YOUR TASK - Would you copy each line of the records that includes the word "JSON"?

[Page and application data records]

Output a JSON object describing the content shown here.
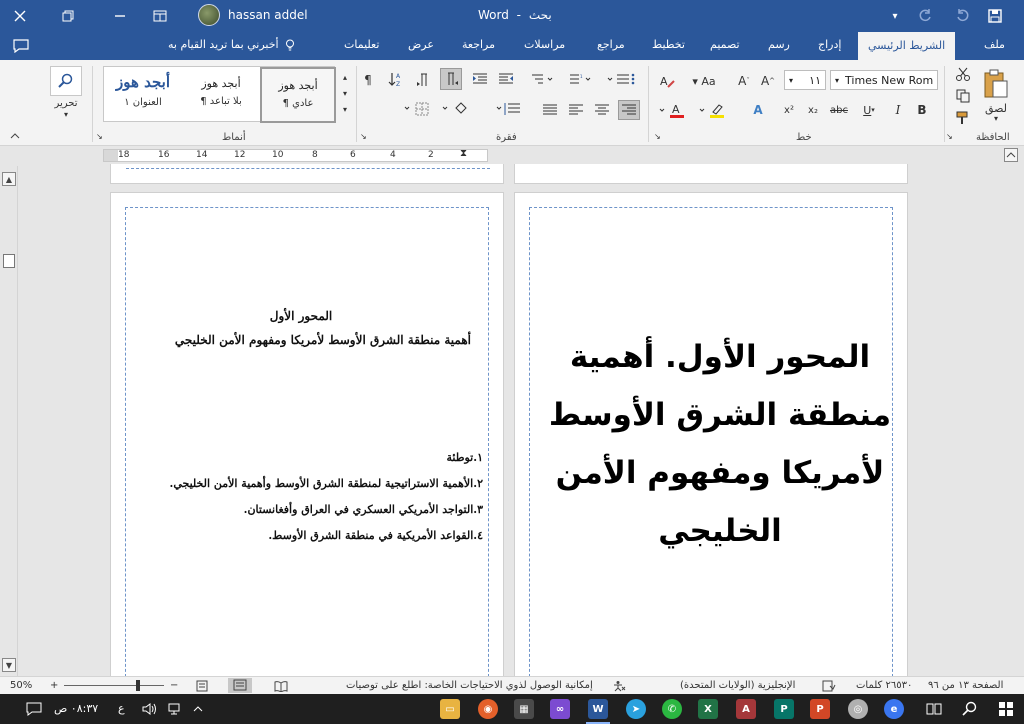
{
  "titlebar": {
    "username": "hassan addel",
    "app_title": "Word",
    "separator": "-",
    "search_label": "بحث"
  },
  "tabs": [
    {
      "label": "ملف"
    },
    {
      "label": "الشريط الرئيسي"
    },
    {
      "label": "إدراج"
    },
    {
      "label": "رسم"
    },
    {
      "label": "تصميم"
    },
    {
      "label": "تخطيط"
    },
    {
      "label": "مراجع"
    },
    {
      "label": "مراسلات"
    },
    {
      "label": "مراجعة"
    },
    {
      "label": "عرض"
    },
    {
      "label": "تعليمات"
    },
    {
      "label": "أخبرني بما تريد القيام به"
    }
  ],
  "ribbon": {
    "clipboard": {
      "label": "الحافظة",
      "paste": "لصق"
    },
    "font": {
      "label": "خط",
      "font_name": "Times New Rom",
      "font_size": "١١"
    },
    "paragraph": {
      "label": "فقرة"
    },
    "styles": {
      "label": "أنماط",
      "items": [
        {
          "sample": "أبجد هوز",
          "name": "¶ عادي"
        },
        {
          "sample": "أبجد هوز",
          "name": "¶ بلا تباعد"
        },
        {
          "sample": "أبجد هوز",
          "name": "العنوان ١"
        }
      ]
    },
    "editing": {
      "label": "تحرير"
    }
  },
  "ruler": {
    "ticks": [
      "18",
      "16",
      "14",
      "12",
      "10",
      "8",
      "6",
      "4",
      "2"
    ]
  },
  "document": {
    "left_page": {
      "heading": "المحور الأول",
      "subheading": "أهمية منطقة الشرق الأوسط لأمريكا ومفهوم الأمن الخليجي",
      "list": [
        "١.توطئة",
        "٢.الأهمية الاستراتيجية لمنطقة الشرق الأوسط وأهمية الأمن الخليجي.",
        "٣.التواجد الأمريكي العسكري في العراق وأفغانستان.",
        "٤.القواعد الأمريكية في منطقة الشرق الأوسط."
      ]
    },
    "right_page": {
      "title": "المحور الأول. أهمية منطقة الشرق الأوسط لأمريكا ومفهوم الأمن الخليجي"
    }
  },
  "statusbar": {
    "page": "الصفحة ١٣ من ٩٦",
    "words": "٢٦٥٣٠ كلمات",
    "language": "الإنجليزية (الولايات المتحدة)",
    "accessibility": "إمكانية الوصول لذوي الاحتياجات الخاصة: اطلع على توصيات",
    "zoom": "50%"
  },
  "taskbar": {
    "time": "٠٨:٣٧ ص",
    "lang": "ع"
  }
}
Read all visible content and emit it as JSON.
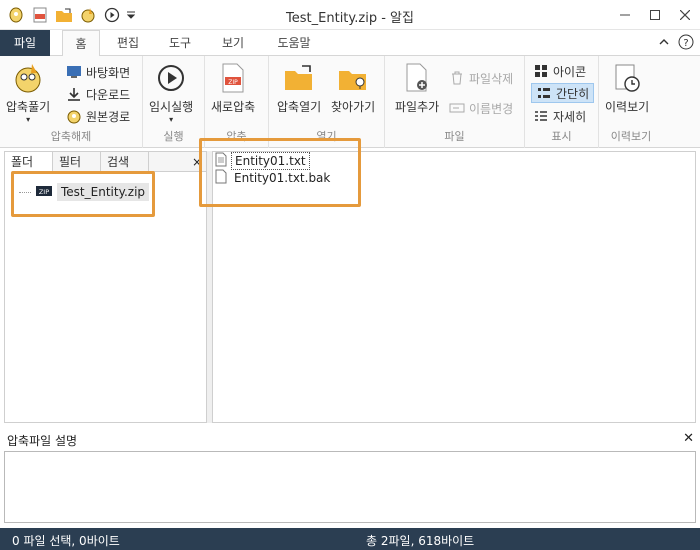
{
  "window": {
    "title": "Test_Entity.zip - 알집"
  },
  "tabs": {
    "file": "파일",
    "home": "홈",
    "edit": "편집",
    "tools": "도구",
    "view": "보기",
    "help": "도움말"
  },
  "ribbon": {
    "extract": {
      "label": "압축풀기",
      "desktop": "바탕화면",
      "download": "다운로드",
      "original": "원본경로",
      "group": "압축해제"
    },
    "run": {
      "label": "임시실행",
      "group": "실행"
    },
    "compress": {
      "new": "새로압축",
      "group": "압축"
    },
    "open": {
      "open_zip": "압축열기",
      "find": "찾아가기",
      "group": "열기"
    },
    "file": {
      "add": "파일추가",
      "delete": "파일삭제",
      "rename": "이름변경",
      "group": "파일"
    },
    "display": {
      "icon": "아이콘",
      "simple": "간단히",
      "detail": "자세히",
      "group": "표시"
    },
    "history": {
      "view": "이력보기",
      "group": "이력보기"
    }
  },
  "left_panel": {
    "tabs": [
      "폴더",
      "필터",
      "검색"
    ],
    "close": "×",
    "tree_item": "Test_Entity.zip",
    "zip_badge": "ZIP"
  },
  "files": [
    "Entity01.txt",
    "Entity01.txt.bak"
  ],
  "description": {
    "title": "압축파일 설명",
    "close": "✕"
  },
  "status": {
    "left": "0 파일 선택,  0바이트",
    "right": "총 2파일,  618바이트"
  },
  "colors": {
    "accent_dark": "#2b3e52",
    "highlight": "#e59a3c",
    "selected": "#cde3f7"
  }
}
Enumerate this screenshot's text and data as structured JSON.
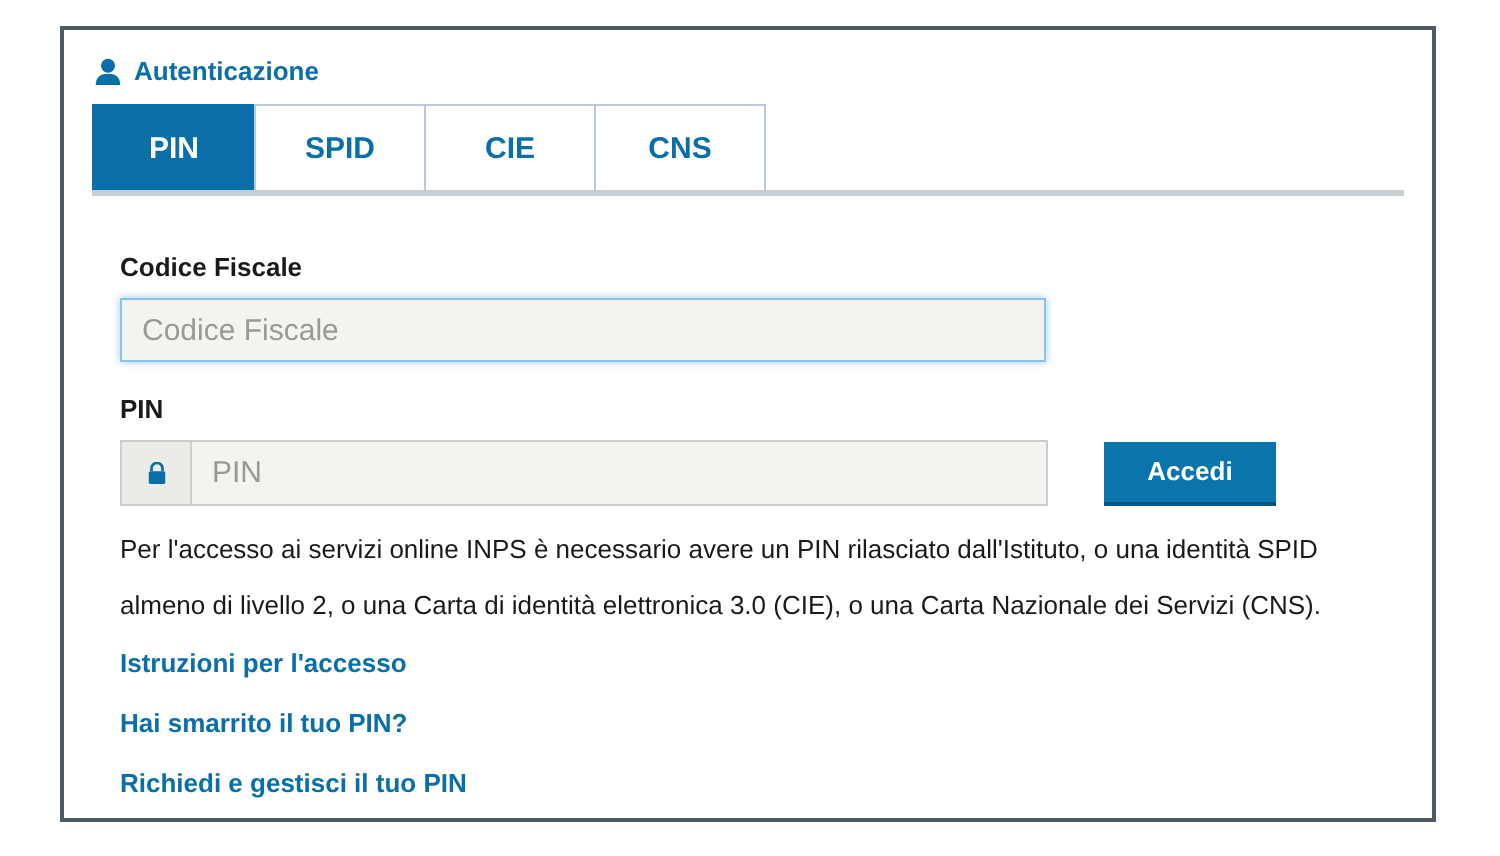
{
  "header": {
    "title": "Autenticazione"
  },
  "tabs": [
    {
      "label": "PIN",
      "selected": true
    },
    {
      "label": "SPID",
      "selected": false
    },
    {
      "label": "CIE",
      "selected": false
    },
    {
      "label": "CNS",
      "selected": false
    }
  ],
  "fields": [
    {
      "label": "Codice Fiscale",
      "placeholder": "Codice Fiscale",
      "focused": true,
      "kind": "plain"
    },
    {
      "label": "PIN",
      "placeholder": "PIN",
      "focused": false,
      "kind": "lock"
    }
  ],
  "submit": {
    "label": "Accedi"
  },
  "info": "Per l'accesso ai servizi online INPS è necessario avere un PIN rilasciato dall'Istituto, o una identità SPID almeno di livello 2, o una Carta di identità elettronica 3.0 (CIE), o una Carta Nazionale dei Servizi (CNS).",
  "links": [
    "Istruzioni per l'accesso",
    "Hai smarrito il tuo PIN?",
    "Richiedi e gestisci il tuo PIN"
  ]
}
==
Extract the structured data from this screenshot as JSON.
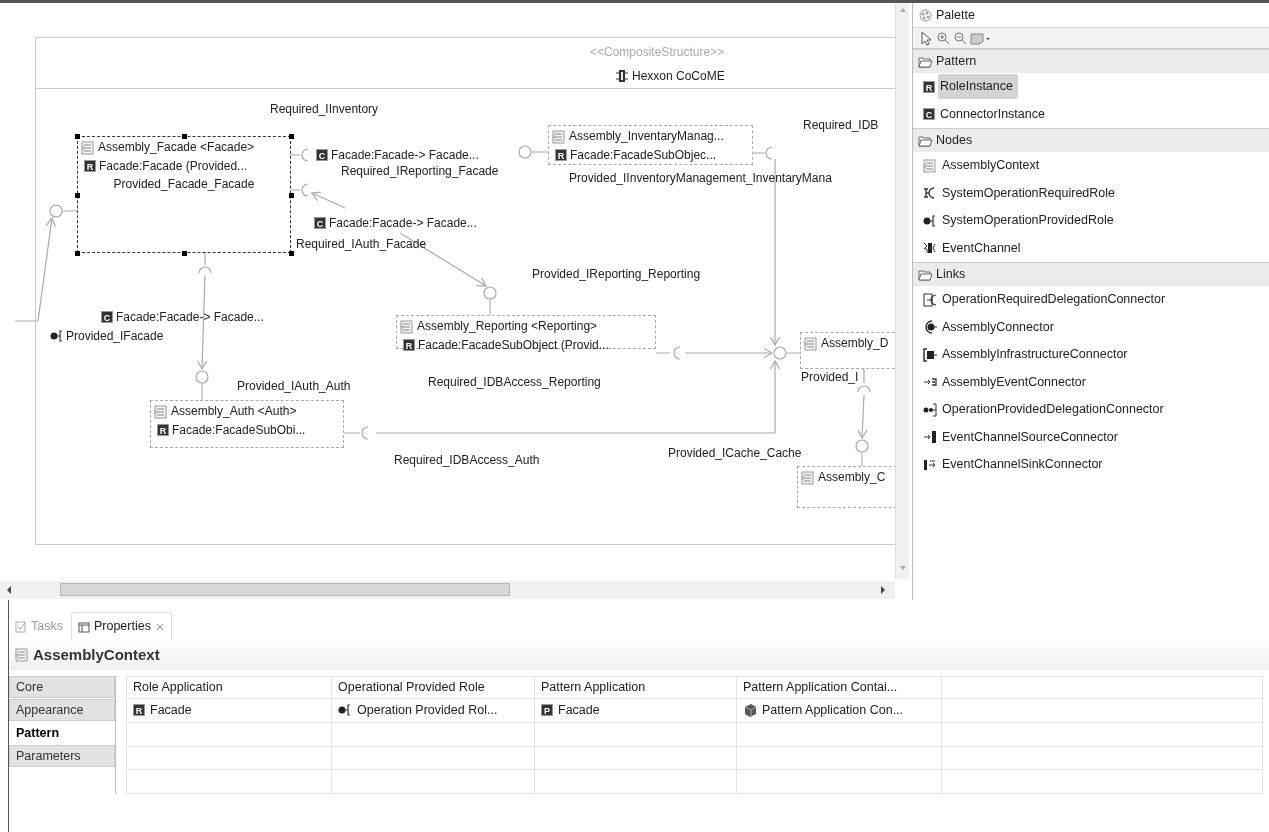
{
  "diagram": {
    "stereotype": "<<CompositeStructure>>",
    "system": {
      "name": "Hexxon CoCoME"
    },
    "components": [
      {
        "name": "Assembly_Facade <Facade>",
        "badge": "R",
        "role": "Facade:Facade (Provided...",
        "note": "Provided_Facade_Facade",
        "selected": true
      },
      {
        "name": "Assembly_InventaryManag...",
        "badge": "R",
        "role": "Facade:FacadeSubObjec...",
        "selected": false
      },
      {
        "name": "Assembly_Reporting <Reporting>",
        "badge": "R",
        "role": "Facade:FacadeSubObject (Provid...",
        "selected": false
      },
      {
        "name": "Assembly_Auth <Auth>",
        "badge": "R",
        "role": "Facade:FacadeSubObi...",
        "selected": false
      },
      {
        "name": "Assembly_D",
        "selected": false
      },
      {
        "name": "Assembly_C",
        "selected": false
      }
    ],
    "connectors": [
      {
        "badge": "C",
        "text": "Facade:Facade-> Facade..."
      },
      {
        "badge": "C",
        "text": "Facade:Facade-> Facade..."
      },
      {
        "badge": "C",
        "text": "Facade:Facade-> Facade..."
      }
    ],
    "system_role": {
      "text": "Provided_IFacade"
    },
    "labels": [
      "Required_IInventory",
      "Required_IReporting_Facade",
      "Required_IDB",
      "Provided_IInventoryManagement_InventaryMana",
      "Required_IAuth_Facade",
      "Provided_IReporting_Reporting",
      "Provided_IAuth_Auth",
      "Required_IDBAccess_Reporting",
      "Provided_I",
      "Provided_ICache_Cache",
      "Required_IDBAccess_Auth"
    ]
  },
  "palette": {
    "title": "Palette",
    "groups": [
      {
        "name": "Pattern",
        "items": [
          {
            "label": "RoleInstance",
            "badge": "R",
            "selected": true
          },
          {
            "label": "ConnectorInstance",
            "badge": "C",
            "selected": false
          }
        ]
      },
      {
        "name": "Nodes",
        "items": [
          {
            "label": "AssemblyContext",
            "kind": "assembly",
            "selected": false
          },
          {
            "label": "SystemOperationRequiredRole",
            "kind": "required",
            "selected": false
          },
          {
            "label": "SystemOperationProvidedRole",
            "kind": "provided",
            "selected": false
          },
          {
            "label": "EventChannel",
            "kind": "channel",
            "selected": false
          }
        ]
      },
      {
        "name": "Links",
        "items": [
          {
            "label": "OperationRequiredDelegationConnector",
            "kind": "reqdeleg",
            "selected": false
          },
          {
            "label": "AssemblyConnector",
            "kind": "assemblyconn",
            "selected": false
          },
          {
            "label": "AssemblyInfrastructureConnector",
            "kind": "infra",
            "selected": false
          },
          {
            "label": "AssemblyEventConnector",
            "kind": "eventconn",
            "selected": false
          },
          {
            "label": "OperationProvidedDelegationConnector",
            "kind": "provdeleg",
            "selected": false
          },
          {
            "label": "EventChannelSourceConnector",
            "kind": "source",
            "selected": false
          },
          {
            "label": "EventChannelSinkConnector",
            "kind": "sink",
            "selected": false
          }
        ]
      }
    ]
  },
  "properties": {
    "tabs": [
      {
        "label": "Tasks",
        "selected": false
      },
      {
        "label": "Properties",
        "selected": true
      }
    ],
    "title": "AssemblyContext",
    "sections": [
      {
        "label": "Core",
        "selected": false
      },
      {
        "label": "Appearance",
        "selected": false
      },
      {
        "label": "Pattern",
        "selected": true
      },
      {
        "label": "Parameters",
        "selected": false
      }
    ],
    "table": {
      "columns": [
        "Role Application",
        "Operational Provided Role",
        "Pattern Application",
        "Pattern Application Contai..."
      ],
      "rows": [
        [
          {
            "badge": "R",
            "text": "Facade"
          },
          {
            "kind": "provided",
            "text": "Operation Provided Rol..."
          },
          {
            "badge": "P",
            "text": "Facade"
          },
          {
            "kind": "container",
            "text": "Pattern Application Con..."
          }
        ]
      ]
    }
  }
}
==
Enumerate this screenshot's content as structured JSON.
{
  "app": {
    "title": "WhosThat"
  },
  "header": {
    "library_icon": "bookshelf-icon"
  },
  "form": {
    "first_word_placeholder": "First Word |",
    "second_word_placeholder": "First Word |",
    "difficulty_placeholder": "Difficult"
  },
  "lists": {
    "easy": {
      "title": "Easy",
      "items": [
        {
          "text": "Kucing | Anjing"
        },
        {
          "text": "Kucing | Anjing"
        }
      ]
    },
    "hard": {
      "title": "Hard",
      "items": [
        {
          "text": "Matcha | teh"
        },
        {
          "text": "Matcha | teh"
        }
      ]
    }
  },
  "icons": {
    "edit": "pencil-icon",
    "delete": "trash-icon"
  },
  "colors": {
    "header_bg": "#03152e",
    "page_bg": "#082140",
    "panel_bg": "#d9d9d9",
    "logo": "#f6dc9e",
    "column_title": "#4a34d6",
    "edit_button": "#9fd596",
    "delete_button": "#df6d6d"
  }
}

RESULT OF THIS TASK -
Output a JSON object describing the content shown here.
Read all visible content and emit it as JSON.
Enumerate this screenshot's text and data as structured JSON.
Extract the structured data from this screenshot as JSON.
Enumerate this screenshot's content as structured JSON.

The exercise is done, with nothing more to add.